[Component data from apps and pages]

*-*-*

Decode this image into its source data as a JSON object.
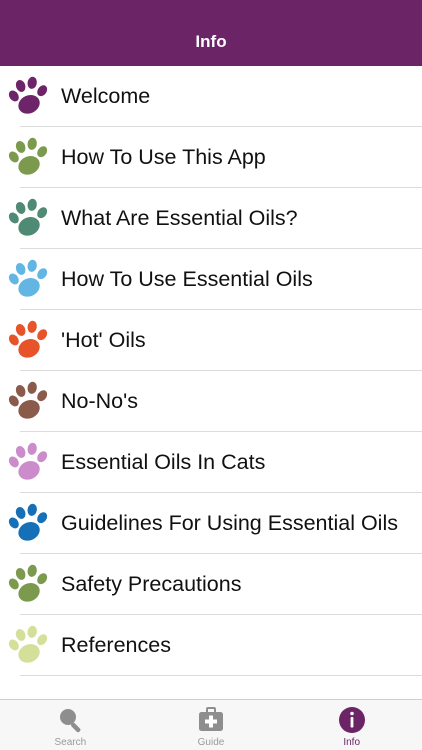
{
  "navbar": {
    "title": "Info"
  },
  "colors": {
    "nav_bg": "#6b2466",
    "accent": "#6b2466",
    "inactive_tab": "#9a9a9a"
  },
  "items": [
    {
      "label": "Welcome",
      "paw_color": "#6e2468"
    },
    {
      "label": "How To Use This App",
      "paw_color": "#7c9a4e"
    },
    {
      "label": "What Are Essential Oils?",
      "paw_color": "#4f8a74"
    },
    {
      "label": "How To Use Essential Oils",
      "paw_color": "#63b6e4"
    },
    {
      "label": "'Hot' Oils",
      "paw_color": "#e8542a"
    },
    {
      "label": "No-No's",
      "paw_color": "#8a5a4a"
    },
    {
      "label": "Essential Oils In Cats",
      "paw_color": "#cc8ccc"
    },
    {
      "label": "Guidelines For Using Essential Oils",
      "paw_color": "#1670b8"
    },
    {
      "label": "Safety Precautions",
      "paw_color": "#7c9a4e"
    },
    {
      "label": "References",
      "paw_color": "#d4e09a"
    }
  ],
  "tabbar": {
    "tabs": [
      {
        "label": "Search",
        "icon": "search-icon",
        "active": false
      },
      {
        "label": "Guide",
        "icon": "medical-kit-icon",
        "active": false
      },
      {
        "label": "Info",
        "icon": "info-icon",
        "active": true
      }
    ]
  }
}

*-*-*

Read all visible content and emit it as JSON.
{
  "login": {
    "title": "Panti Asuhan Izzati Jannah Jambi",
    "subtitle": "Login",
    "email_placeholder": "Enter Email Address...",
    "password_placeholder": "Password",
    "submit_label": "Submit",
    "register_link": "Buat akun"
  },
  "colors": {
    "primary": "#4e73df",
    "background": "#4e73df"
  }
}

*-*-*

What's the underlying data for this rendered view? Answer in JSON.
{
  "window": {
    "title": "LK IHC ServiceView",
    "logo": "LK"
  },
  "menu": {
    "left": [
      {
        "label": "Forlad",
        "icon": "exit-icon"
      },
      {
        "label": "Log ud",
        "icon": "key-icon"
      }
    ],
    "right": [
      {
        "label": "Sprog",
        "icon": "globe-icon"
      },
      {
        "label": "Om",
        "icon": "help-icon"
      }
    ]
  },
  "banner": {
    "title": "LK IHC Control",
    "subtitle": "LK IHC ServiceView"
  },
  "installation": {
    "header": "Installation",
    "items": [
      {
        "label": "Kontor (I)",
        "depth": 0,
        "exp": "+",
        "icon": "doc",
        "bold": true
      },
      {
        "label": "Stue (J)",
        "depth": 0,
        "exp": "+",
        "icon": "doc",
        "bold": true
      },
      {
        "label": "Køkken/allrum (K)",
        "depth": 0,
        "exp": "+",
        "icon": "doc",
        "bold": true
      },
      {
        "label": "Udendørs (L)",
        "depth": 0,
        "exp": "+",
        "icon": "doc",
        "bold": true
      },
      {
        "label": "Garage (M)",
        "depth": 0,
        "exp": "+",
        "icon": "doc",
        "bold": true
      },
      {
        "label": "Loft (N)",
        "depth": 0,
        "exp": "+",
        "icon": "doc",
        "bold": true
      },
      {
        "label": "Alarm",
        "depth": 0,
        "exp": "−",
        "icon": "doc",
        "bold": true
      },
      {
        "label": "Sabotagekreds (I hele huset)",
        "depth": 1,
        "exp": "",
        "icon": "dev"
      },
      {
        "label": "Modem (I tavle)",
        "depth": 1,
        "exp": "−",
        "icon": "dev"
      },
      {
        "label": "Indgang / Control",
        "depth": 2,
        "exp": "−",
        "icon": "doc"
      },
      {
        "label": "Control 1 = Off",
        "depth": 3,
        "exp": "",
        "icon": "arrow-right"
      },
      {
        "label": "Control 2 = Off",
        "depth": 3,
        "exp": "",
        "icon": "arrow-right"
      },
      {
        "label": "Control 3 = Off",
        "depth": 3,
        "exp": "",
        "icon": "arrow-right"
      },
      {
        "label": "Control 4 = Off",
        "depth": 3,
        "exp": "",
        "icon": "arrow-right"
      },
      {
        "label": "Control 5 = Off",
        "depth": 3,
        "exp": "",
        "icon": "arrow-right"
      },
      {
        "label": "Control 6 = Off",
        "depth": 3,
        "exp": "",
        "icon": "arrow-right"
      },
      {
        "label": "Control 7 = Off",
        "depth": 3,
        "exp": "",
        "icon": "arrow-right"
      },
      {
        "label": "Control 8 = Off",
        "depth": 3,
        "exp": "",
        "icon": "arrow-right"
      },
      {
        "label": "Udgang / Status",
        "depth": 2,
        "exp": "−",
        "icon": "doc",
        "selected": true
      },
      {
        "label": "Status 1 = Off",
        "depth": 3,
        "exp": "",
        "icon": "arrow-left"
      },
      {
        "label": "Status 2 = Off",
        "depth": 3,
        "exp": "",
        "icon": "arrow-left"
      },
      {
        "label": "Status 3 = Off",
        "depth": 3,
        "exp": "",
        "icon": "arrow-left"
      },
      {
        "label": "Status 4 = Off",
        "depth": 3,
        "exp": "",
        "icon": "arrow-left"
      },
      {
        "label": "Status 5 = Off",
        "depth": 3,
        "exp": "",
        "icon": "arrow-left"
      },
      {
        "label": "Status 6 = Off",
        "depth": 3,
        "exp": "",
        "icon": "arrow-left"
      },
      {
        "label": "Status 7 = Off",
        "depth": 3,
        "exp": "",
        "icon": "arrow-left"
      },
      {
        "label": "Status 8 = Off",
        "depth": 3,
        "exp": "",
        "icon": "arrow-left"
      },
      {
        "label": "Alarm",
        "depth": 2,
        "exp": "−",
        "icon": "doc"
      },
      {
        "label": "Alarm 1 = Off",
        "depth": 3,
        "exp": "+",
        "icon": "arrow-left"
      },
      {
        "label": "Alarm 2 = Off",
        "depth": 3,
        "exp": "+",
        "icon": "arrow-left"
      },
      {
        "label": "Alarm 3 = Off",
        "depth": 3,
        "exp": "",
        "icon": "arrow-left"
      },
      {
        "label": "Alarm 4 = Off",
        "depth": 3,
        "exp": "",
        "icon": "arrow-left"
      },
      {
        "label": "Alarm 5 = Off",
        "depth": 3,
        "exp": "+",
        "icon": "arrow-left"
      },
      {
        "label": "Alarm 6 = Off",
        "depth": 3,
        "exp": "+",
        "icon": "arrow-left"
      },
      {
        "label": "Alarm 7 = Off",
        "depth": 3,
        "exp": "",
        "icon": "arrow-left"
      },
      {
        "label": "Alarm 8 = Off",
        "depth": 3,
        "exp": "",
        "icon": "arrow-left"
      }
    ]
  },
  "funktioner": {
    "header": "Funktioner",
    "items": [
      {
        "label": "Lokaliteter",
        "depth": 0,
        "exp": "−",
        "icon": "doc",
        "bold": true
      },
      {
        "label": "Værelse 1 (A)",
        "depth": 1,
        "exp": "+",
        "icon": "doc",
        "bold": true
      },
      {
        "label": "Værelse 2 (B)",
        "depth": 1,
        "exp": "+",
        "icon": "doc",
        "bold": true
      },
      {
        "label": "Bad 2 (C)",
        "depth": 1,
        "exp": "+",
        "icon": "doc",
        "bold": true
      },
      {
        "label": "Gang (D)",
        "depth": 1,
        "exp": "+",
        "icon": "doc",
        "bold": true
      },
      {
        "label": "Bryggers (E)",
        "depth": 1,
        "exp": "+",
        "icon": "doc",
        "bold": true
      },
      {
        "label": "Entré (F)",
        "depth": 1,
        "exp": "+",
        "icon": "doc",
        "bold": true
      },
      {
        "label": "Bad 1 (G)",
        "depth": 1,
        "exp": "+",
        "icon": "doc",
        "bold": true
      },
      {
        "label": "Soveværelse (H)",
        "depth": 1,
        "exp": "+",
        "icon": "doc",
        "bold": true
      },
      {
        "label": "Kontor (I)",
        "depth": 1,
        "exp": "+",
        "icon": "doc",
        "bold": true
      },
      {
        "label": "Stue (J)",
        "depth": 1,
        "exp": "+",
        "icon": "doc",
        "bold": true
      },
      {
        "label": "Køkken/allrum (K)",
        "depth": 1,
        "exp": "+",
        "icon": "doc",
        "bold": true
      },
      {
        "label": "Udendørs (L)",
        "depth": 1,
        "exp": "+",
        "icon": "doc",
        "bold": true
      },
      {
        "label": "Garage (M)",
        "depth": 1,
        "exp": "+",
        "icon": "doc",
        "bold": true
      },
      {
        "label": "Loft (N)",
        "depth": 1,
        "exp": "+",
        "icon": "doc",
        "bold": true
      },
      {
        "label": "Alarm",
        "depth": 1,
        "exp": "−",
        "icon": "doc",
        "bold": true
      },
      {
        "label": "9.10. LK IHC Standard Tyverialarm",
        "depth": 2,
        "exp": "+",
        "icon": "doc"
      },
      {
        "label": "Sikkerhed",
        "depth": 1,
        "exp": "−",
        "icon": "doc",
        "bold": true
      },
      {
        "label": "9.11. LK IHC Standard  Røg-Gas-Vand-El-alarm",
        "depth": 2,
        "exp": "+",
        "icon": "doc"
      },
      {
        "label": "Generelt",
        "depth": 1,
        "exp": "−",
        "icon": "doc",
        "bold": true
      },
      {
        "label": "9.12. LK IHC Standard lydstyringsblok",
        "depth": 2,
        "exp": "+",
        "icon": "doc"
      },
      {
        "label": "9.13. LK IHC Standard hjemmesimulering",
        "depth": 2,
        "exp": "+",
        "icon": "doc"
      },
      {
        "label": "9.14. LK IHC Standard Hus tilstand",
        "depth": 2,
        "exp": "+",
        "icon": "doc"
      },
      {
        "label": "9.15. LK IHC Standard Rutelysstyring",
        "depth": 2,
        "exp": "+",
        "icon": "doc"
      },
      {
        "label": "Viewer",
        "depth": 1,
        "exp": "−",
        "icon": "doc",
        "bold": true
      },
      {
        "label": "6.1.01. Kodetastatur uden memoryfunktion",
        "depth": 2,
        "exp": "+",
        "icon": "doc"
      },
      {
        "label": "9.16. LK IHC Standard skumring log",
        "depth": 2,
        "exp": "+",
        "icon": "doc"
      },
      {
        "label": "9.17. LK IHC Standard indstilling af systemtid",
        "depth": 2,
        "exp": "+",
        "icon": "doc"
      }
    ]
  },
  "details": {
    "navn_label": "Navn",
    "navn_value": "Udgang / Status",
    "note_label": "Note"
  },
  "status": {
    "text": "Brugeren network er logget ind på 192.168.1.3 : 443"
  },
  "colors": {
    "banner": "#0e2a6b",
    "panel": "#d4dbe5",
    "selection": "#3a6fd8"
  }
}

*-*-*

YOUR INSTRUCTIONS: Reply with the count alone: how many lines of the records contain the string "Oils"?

SOLUTION TO THE PROBLEM: 5